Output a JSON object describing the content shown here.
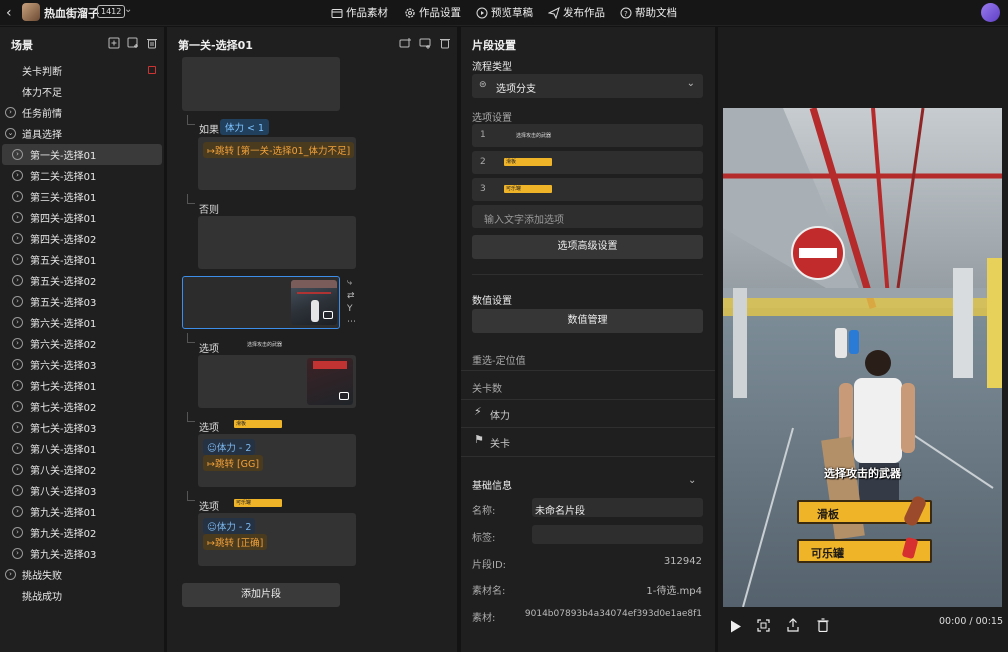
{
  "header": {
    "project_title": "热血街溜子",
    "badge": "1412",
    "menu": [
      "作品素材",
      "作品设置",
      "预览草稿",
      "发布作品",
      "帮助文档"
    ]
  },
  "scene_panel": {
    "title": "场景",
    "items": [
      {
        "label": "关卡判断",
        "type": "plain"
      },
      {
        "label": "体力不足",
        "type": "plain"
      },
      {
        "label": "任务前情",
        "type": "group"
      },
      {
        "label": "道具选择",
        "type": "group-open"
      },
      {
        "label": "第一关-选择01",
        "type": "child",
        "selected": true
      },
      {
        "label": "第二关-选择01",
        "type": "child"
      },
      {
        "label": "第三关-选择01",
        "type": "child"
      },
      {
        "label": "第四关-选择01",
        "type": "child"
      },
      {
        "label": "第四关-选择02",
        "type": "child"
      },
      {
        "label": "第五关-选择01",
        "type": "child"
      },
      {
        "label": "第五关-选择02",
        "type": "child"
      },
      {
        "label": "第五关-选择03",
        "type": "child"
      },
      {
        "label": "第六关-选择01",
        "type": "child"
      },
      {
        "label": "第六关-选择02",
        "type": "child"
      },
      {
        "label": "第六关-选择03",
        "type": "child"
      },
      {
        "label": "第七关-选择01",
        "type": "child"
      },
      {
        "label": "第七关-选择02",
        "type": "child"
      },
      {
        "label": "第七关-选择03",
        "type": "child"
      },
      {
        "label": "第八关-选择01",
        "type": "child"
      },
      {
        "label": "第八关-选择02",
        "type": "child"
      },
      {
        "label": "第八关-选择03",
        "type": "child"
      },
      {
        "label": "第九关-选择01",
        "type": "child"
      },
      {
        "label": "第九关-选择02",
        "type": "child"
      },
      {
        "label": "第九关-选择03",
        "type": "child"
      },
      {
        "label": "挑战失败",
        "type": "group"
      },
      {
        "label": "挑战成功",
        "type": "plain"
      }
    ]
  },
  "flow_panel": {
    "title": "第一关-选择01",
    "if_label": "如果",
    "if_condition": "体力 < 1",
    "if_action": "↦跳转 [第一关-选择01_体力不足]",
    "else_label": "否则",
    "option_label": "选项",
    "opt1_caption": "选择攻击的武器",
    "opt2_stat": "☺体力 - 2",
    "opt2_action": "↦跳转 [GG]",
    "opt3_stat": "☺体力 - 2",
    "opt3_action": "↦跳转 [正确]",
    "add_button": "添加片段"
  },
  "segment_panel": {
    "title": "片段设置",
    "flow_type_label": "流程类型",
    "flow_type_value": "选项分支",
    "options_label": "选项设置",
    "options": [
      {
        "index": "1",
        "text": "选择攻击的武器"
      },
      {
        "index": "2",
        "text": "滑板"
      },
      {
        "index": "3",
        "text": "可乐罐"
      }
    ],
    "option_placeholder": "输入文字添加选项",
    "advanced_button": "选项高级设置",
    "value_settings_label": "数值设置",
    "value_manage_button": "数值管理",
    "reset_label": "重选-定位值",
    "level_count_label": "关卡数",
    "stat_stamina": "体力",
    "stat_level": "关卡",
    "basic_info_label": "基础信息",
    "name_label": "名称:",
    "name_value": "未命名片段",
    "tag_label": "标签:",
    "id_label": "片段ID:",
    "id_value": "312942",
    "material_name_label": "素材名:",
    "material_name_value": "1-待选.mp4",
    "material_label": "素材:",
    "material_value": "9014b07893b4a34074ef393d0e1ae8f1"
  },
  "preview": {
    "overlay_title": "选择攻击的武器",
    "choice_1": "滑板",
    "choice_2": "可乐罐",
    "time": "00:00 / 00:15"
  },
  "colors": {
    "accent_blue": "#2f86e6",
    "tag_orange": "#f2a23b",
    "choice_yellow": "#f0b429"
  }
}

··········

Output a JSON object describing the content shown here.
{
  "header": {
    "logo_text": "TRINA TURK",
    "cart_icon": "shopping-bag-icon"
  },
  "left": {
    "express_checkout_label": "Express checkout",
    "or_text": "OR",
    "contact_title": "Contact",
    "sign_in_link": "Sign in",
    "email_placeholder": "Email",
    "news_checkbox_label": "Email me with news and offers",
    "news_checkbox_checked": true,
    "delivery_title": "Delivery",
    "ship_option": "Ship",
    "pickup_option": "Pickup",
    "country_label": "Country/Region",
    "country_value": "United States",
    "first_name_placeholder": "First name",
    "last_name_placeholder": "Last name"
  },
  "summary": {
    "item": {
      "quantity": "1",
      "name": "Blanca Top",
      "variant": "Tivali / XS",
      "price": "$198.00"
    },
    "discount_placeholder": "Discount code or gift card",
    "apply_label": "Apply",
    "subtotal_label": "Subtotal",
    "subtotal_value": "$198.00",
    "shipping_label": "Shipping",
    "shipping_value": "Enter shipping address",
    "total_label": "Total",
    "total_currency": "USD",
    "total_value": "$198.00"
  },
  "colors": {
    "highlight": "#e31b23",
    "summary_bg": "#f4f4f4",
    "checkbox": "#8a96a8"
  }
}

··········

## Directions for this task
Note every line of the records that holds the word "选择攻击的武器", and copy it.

## Answer box
    "opt1_caption": "选择攻击的武器",
        "text": "选择攻击的武器"
    "overlay_title": "选择攻击的武器",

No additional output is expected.